Date 23 January 1942 – August 1945
Location New Guinea
Result Allied victory


 United States
 New Zealand
 United Kingdom

 Empire of Japan
Commanders and leaders
Douglas MacArthur
George H. Brett
George Kenney
Arthur S. Carpender
Herbert F. Leary
Charles A. Lockwood
Thomas Blamey
Ennis Whitehead
Empire of Japan Hitoshi Imamura
Empire of Japan Hatazō Adachi
Empire of Japan Tomitarō Horii
Empire of Japan Heisuke Abe [N 1]
Casualties and losses
42,000[2] 127,600[3]
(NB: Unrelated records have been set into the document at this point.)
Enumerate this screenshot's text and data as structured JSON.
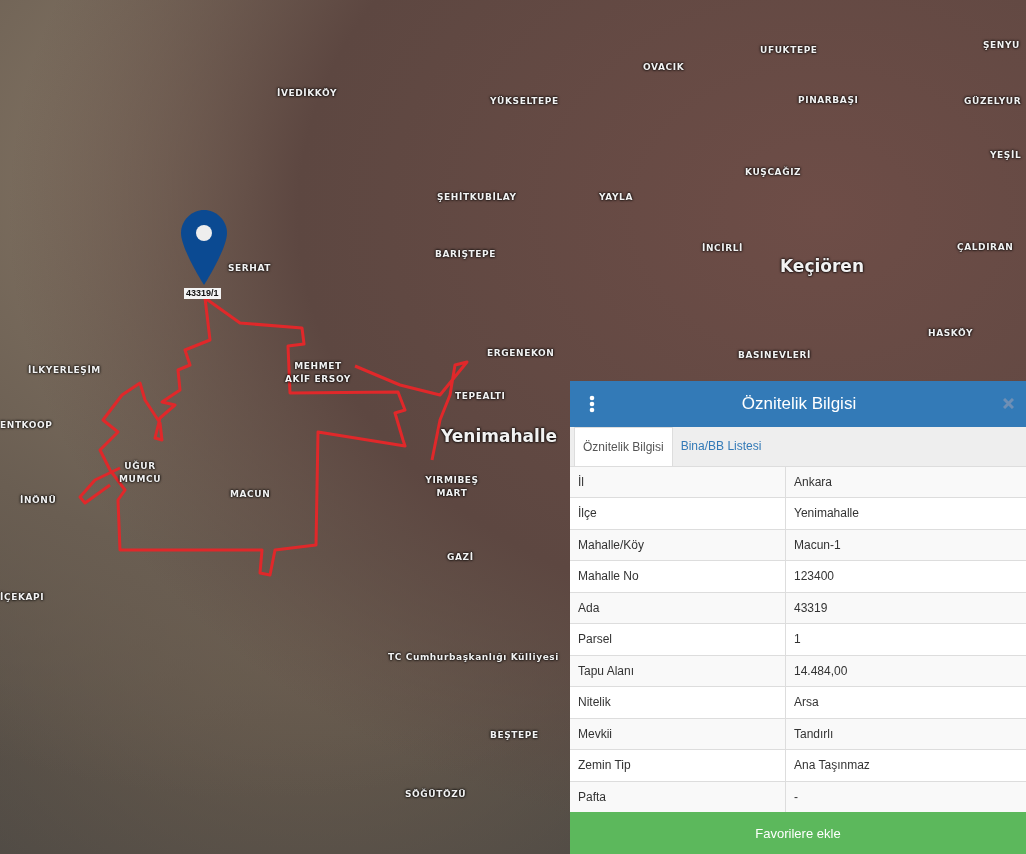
{
  "map": {
    "labels": [
      {
        "text": "İVEDİKKÖY"
      },
      {
        "text": "YÜKSELTEPE"
      },
      {
        "text": "OVACIK"
      },
      {
        "text": "UFUKTEPE"
      },
      {
        "text": "ŞENYU"
      },
      {
        "text": "PINARBAŞI"
      },
      {
        "text": "GÜZELYUR"
      },
      {
        "text": "YEŞİL"
      },
      {
        "text": "KUŞCAĞIZ"
      },
      {
        "text": "ŞEHİTKUBİLAY"
      },
      {
        "text": "YAYLA"
      },
      {
        "text": "İNCİRLİ"
      },
      {
        "text": "Keçiören"
      },
      {
        "text": "ÇALDIRAN"
      },
      {
        "text": "SERHAT"
      },
      {
        "text": "BARIŞTEPE"
      },
      {
        "text": "HASKÖY"
      },
      {
        "text": "ERGENEKON"
      },
      {
        "text": "BASINEVLERİ"
      },
      {
        "text": "İLKYERLEŞİM"
      },
      {
        "text": "MEHMET AKİF ERSOY"
      },
      {
        "text": "TEPEALTI"
      },
      {
        "text": "ENTKOOP"
      },
      {
        "text": "Yenimahalle"
      },
      {
        "text": "UĞUR MUMCU"
      },
      {
        "text": "YIRMIBEŞ MART"
      },
      {
        "text": "İNÖNÜ"
      },
      {
        "text": "MACUN"
      },
      {
        "text": "GAZİ"
      },
      {
        "text": "İÇEKAPI"
      },
      {
        "text": "TC Cumhurbaşkanlığı Külliyesi"
      },
      {
        "text": "BEŞTEPE"
      },
      {
        "text": "SÖĞÜTÖZÜ"
      }
    ],
    "pin_label": "43319/1"
  },
  "panel": {
    "title": "Öznitelik Bilgisi",
    "tabs": [
      {
        "label": "Öznitelik Bilgisi",
        "selected": true
      },
      {
        "label": "Bina/BB Listesi",
        "selected": false
      }
    ],
    "rows": [
      {
        "label": "İl",
        "value": "Ankara"
      },
      {
        "label": "İlçe",
        "value": "Yenimahalle"
      },
      {
        "label": "Mahalle/Köy",
        "value": "Macun-1"
      },
      {
        "label": "Mahalle No",
        "value": "123400"
      },
      {
        "label": "Ada",
        "value": "43319"
      },
      {
        "label": "Parsel",
        "value": "1"
      },
      {
        "label": "Tapu Alanı",
        "value": "14.484,00"
      },
      {
        "label": "Nitelik",
        "value": "Arsa"
      },
      {
        "label": "Mevkii",
        "value": "Tandırlı"
      },
      {
        "label": "Zemin Tip",
        "value": "Ana Taşınmaz"
      },
      {
        "label": "Pafta",
        "value": "-"
      }
    ],
    "button": "Favorilere ekle"
  }
}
The New Guinea campaign of the Pacific War lasted from January 1942 until the end of the war in August 1945. In the initial phase in 1942, the Empire of Japan invaded the Australian-administered territories of the New Guinea Mandate (23 January) and Papua (8 March) and overran western New Guinea (beginning 29/30 March), which was a part of the Netherlands East Indies. In the second phase, the Allies cleared the Japanese first from Papua, then the Mandate and finally from the Dutch colony.

New Guinea was strategically important because it was a major landmass to the immediate north of Australia. Its large land area provided locations for large land, air and naval bases.[citation needed]

The campaign between Allied and Japanese forces commenced with the Japanese assault on Rabaul on 23 January 1942. Rabaul became the forward base for the Japanese campaigns in mainland New Guinea, including the pivotal Kokoda Track campaign of July 1942 – January 1943, and the Battle of Buna-Gona. Fighting in some parts of New Guinea continued until the war ended in August 1945.

General Douglas MacArthur as Supreme Commander in the South West Pacific Area, led the Allied forces. MacArthur was based in Melbourne, Brisbane and Manila. The Japanese 8th Area Army, under General Hitoshi Imamura, was responsible for both the New Guinea and Solomon Islands campaigns. Imamura was based at Rabaul. The Japanese 18th Army, under Lieutenant General Hatazō Adachi, was responsible for Japanese operations on mainland New Guinea.

Major battles and sub-campaigns[edit]

22 April 1944. US LVTs (Landing Vehicles Tracked) in the foreground head for the invasion beaches at Humboldt Bay, Netherlands New Guinea, during the Hollandia landing as the cruisers USS Boise (firing tracer shells, right center) and USS Phoenix bombard the shore. (Photographer: Tech 4 Henry C. Manger.)
Two dead Japanese soldiers in a water filled shell hole somewhere in New Guinea
Australian soldiers resting in the Finisterre Ranges of New Guinea while en-route to the front line
Soldiers of the 1st Marine Division display Japanese flags captured during the Battle of Cape Gloucester

See also[edit]


  1. ^ 1886-1943, Died after suffering from Dracunculiasis.[1]


  1. ^ Biography of Lieutenant-General Heisuke Abe - (阿部平輔) - (あべ へいすけ) (1886 – 1943), Japan. Retrieved on 2013-09-18.
  2. ^ New Guinea: The US Army Campaigns of World War II. 8,500 prior to January 1943, 24,000 between January 1943 and April 1944, and 9,500 from April 1944 to the end of the war. Retrieved 23 July 2015.
  3. ^ 大東亜戦争に於ける地域別兵員数及び戦没者概数 Ministry of Health and Welfare, 1964. Retrieved 23 July 2015.

Further reading[edit]

External links[edit]